We are pleased to introduce you to the first spacecraft: please give a warm welcome to 2001 Mars Odyssey! As you may have noticed, its name is a clever homage to science fiction author Arthur C. Clarke and his legendary book 2001: A Space Odyssey.
This spacecraft fell into orbit around the Mars on the fateful day of October 24, 2001 (in Earth time, that is). As such, this spacecraft has the honour of being the eldest Martian resident that is still in operation. At the wise old age of 16, this long-lived orbiter has countless stories to tell.
Like many other astronomical endeavours, 2001 Mars Odyssey began its journey within the minds of NASA scientists. The spacecraft was designed around the four scientific goals that shaped the Mars Exploration Program: determining the presence of life, mapping climate, characterizing geology, and preparing for colonization.
With that in mind, Odyssey was given its own particular set of objectives with corresponding scientific instruments. In order to fulfill its lifelong dream of mapping Mars’ elemental composition and determining the abundance of hydrogen in the subsurface, Odyssey was equipped with a gamma ray spectrometer (GRS). Collaboration between the University of Arizona, Los Alamos National Laboratory, and Russia’s Space Research Institute produced the GRS. It is composed of a gamma sensor head, neutron spectrometer, high energy neutron detector, and central electronics assembly. Together, all of these components are able to determine the abundance and distribution of 20 elements down to a meter below the Martian surface.
When cosmic rays interact with the atoms on Mars, neutrons are emitted. In turn, these neutrons excite other atoms and produce gamma rays. Each individual chemical has its own energy signature - that is, excitation produces different intensities of different wavelengths for every element. Using this concept, scientists can determine the quantity and location of chemicals on Mars’ surface by analyzing the light spectrum. The presence of hydrogen is of particular interest since it could indicate the existence of water. Many of Odyssey’s most important discoveries stem from this.
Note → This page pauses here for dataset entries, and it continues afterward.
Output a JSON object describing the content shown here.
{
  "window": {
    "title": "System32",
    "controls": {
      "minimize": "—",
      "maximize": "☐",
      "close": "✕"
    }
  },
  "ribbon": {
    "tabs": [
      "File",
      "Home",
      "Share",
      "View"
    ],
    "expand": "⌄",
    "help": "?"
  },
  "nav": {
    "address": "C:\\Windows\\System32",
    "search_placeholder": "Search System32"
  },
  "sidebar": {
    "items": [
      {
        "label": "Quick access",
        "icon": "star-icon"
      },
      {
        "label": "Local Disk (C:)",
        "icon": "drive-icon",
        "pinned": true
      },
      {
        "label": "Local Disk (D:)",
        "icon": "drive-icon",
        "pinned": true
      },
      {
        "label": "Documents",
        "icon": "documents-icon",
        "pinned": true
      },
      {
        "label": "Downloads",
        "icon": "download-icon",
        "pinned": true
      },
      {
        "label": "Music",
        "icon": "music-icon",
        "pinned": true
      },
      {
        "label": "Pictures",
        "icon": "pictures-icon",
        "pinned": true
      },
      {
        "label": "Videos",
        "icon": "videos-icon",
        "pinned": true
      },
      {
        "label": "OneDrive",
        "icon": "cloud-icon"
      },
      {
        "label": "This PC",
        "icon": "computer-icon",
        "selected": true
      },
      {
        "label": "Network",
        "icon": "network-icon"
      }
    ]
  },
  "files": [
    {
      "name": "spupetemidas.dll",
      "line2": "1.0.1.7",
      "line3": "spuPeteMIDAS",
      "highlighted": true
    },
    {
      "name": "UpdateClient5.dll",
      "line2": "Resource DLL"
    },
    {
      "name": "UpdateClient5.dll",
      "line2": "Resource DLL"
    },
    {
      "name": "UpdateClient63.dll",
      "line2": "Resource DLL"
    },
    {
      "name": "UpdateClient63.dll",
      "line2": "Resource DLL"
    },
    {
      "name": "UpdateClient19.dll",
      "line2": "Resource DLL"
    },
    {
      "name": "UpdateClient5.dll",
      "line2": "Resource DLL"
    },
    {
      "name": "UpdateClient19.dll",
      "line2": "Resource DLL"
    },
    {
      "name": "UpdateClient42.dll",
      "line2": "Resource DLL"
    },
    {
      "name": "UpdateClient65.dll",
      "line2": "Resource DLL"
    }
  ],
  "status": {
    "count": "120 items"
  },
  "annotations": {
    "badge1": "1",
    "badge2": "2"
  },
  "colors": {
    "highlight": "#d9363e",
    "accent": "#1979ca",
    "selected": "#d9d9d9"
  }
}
But, being an orbiter of many talents, the Odyssey could not just settle for one instrument. The spacecraft had two others; THEMIS (Thermal Emission Imaging System) was designed to obtain images of the surface mineralogy and information on the surface’s morphology while MARIE (Mars Radiation Environment Experiment) characterized the planet’s near-space radiation environment. THEMIS has both a visible light and infrared camera. In the infrared light spectrum, different minerals appear in different colours so Mars Odyssey can detect variations in material that would be indistinguishable using the visible spectrum alone. During the day, the light reflected by the surface is imaged, which shows the composition. At night, without the influence of the sun, the infrared imager looks for active thermal activity. As for MARIE, the instrument contains a spectrometer that measures the energy from cosmic radiation as well as solar energetic particles.
Equipped with these scientific instruments, Mars Odyssey was launched on April 7, 2001 from Kennedy Space Centre. Upon arrival, it used aerobraking (using atmospheric drag to reduce speed and shrink the orbit) for several months in order to fall into a circular two hour orbit suitable for the Martian research it was eager to conduct. Mapping occurred from February 2002 until August 2004 and much was discovered. Odyssey outlined the amount and distribution of chemicals composing the Martian surface. For instance, the GRS uncovered vast amounts of water ice at Mars’ poles and tracked the seasonal growth and shrink of these polar ice caps. THEMIS has collected over 15,000 images and provided the first photos of exposed water ice at Mars’ southern polar cap. The discovery of abundant ice water was invaluable and guided the goals of future missions.THEMIS’ other achievements include the uncovering of an abundance of Martian volcanoes, flows of dacite (chemically complex lava), gullies eroded by snow, olivine-rich rocks in Syrtis Major which indicate that Mars was cold and dry for most of its lifetime since olivine rapidly decomposes when wet, craters that were once ancient lakes, and much more. In addition to the research conducted while in Martian orbit, the MARIE collected data all throughout Odyssey’s flight from Earth to Mars. Data indicated that the radiation near Mars was two to three times greater than at the International Space Station. Since radiation poses a significant health risk, this information is imperative for planning manned Mars missions and ensuring that the astronauts are adequately protected during travel and upon arrival.
Following its primary mission, 2001 Mars Odyssey spent its time chatting with its two best buddies, the twin rovers Spirit and Opportunity. It acted as the rovers’ communications relay station and transmitted 85% of all their data to Earth, which it continued to do until Spirit’s untimely demise in 2010. Though Odyssey and Opportunity mourned their lost companion, they maintained their connection and eventually gained a new friend, NASA’s Curiosity rover, in August 2012. As of today, Odyssey continues to relay data from both rovers and is still happily orbiting Mars. While the spacecraft has not acquired any groundbreaking data lately, the reevaluation of older hydrogen maps led to the realization that water ice may exist at areas along the equator, which was an unprecedented discovery.